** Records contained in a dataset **
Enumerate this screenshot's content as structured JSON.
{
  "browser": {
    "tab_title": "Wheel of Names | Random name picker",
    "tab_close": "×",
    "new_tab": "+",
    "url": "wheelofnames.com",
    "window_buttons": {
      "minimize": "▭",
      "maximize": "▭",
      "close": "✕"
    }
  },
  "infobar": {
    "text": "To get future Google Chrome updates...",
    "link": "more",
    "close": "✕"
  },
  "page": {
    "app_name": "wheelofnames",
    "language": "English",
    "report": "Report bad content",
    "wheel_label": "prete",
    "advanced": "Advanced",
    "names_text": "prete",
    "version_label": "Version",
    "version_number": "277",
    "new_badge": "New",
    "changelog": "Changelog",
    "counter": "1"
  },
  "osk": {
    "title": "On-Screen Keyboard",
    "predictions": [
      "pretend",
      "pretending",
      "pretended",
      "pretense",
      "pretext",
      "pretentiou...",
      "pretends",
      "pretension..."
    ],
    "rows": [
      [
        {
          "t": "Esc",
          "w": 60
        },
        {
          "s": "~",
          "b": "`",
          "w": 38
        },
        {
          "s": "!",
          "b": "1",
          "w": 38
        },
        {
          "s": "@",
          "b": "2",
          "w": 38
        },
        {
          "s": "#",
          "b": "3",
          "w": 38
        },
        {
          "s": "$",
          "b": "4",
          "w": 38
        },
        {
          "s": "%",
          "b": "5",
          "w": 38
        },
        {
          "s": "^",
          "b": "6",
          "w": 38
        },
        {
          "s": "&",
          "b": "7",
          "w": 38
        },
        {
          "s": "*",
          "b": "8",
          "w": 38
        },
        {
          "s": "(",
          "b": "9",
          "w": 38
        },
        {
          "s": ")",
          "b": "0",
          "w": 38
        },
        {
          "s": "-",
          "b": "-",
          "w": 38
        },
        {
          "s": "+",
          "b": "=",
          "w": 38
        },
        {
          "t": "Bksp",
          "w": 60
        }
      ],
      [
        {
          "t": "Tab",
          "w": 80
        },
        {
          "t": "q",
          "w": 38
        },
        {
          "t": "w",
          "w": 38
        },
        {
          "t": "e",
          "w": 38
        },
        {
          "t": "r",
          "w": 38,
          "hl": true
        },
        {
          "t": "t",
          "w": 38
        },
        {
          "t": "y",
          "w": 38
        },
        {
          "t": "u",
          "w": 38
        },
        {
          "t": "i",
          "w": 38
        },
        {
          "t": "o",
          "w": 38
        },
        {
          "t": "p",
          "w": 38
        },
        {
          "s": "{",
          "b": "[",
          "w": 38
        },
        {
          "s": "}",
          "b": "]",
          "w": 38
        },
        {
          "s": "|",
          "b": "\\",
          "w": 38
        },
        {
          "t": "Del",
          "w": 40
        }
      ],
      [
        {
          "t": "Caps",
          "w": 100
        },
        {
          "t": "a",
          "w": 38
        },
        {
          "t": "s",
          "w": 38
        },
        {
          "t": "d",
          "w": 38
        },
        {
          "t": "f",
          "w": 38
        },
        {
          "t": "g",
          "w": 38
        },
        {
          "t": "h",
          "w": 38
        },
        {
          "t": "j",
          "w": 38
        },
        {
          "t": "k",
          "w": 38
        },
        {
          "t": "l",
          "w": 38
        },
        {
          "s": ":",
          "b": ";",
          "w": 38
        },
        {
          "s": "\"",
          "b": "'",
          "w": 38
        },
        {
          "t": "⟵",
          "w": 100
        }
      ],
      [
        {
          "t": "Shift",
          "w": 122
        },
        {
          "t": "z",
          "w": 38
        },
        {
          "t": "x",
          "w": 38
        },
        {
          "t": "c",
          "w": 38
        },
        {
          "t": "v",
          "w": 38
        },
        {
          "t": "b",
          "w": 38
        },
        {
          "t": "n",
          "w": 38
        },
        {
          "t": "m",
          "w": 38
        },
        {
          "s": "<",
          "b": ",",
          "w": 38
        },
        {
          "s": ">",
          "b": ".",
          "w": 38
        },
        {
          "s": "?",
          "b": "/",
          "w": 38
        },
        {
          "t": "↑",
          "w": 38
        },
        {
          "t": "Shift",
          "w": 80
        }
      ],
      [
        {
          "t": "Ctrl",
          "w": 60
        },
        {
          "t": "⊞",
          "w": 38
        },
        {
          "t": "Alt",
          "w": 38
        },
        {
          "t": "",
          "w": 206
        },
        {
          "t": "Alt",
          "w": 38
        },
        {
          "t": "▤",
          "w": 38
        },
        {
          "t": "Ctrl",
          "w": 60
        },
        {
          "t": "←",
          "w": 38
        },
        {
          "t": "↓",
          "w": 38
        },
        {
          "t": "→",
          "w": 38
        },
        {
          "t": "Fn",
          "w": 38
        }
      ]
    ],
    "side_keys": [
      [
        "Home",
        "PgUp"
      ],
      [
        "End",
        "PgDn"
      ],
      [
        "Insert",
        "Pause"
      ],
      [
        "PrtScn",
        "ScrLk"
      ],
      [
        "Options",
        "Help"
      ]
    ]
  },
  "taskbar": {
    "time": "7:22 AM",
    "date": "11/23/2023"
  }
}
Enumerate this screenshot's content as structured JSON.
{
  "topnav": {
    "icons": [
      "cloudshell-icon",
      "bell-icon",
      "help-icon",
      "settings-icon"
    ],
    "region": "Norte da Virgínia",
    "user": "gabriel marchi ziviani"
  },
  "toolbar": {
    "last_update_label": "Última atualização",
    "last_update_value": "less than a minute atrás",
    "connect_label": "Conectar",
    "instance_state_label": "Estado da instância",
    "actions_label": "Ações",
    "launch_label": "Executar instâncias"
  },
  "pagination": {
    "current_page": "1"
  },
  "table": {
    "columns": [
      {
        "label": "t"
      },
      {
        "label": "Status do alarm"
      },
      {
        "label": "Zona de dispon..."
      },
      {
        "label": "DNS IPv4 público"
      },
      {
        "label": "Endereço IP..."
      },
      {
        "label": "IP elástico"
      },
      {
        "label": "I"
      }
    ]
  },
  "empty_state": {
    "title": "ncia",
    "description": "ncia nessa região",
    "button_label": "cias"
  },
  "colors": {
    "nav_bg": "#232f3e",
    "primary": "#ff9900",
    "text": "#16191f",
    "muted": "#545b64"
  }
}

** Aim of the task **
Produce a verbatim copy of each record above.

** Result **
Enumerate this screenshot's content as structured JSON.
{
  "browser": {
    "tab_title": "Wheel of Names | Random name picker",
    "tab_close": "×",
    "new_tab": "+",
    "url": "wheelofnames.com",
    "window_buttons": {
      "minimize": "▭",
      "maximize": "▭",
      "close": "✕"
    }
  },
  "infobar": {
    "text": "To get future Google Chrome updates...",
    "link": "more",
    "close": "✕"
  },
  "page": {
    "app_name": "wheelofnames",
    "language": "English",
    "report": "Report bad content",
    "wheel_label": "prete",
    "advanced": "Advanced",
    "names_text": "prete",
    "version_label": "Version",
    "version_number": "277",
    "new_badge": "New",
    "changelog": "Changelog",
    "counter": "1"
  },
  "osk": {
    "title": "On-Screen Keyboard",
    "predictions": [
      "pretend",
      "pretending",
      "pretended",
      "pretense",
      "pretext",
      "pretentiou...",
      "pretends",
      "pretension..."
    ],
    "rows": [
      [
        {
          "t": "Esc",
          "w": 60
        },
        {
          "s": "~",
          "b": "`",
          "w": 38
        },
        {
          "s": "!",
          "b": "1",
          "w": 38
        },
        {
          "s": "@",
          "b": "2",
          "w": 38
        },
        {
          "s": "#",
          "b": "3",
          "w": 38
        },
        {
          "s": "$",
          "b": "4",
          "w": 38
        },
        {
          "s": "%",
          "b": "5",
          "w": 38
        },
        {
          "s": "^",
          "b": "6",
          "w": 38
        },
        {
          "s": "&",
          "b": "7",
          "w": 38
        },
        {
          "s": "*",
          "b": "8",
          "w": 38
        },
        {
          "s": "(",
          "b": "9",
          "w": 38
        },
        {
          "s": ")",
          "b": "0",
          "w": 38
        },
        {
          "s": "-",
          "b": "-",
          "w": 38
        },
        {
          "s": "+",
          "b": "=",
          "w": 38
        },
        {
          "t": "Bksp",
          "w": 60
        }
      ],
      [
        {
          "t": "Tab",
          "w": 80
        },
        {
          "t": "q",
          "w": 38
        },
        {
          "t": "w",
          "w": 38
        },
        {
          "t": "e",
          "w": 38
        },
        {
          "t": "r",
          "w": 38,
          "hl": true
        },
        {
          "t": "t",
          "w": 38
        },
        {
          "t": "y",
          "w": 38
        },
        {
          "t": "u",
          "w": 38
        },
        {
          "t": "i",
          "w": 38
        },
        {
          "t": "o",
          "w": 38
        },
        {
          "t": "p",
          "w": 38
        },
        {
          "s": "{",
          "b": "[",
          "w": 38
        },
        {
          "s": "}",
          "b": "]",
          "w": 38
        },
        {
          "s": "|",
          "b": "\\",
          "w": 38
        },
        {
          "t": "Del",
          "w": 40
        }
      ],
      [
        {
          "t": "Caps",
          "w": 100
        },
        {
          "t": "a",
          "w": 38
        },
        {
          "t": "s",
          "w": 38
        },
        {
          "t": "d",
          "w": 38
        },
        {
          "t": "f",
          "w": 38
        },
        {
          "t": "g",
          "w": 38
        },
        {
          "t": "h",
          "w": 38
        },
        {
          "t": "j",
          "w": 38
        },
        {
          "t": "k",
          "w": 38
        },
        {
          "t": "l",
          "w": 38
        },
        {
          "s": ":",
          "b": ";",
          "w": 38
        },
        {
          "s": "\"",
          "b": "'",
          "w": 38
        },
        {
          "t": "⟵",
          "w": 100
        }
      ],
      [
        {
          "t": "Shift",
          "w": 122
        },
        {
          "t": "z",
          "w": 38
        },
        {
          "t": "x",
          "w": 38
        },
        {
          "t": "c",
          "w": 38
        },
        {
          "t": "v",
          "w": 38
        },
        {
          "t": "b",
          "w": 38
        },
        {
          "t": "n",
          "w": 38
        },
        {
          "t": "m",
          "w": 38
        },
        {
          "s": "<",
          "b": ",",
          "w": 38
        },
        {
          "s": ">",
          "b": ".",
          "w": 38
        },
        {
          "s": "?",
          "b": "/",
          "w": 38
        },
        {
          "t": "↑",
          "w": 38
        },
        {
          "t": "Shift",
          "w": 80
        }
      ],
      [
        {
          "t": "Ctrl",
          "w": 60
        },
        {
          "t": "⊞",
          "w": 38
        },
        {
          "t": "Alt",
          "w": 38
        },
        {
          "t": "",
          "w": 206
        },
        {
          "t": "Alt",
          "w": 38
        },
        {
          "t": "▤",
          "w": 38
        },
        {
          "t": "Ctrl",
          "w": 60
        },
        {
          "t": "←",
          "w": 38
        },
        {
          "t": "↓",
          "w": 38
        },
        {
          "t": "→",
          "w": 38
        },
        {
          "t": "Fn",
          "w": 38
        }
      ]
    ],
    "side_keys": [
      [
        "Home",
        "PgUp"
      ],
      [
        "End",
        "PgDn"
      ],
      [
        "Insert",
        "Pause"
      ],
      [
        "PrtScn",
        "ScrLk"
      ],
      [
        "Options",
        "Help"
      ]
    ]
  },
  "taskbar": {
    "time": "7:22 AM",
    "date": "11/23/2023"
  }
}
Enumerate this screenshot's content as structured JSON.
{
  "topnav": {
    "icons": [
      "cloudshell-icon",
      "bell-icon",
      "help-icon",
      "settings-icon"
    ],
    "region": "Norte da Virgínia",
    "user": "gabriel marchi ziviani"
  },
  "toolbar": {
    "last_update_label": "Última atualização",
    "last_update_value": "less than a minute atrás",
    "connect_label": "Conectar",
    "instance_state_label": "Estado da instância",
    "actions_label": "Ações",
    "launch_label": "Executar instâncias"
  },
  "pagination": {
    "current_page": "1"
  },
  "table": {
    "columns": [
      {
        "label": "t"
      },
      {
        "label": "Status do alarm"
      },
      {
        "label": "Zona de dispon..."
      },
      {
        "label": "DNS IPv4 público"
      },
      {
        "label": "Endereço IP..."
      },
      {
        "label": "IP elástico"
      },
      {
        "label": "I"
      }
    ]
  },
  "empty_state": {
    "title": "ncia",
    "description": "ncia nessa região",
    "button_label": "cias"
  },
  "colors": {
    "nav_bg": "#232f3e",
    "primary": "#ff9900",
    "text": "#16191f",
    "muted": "#545b64"
  }
}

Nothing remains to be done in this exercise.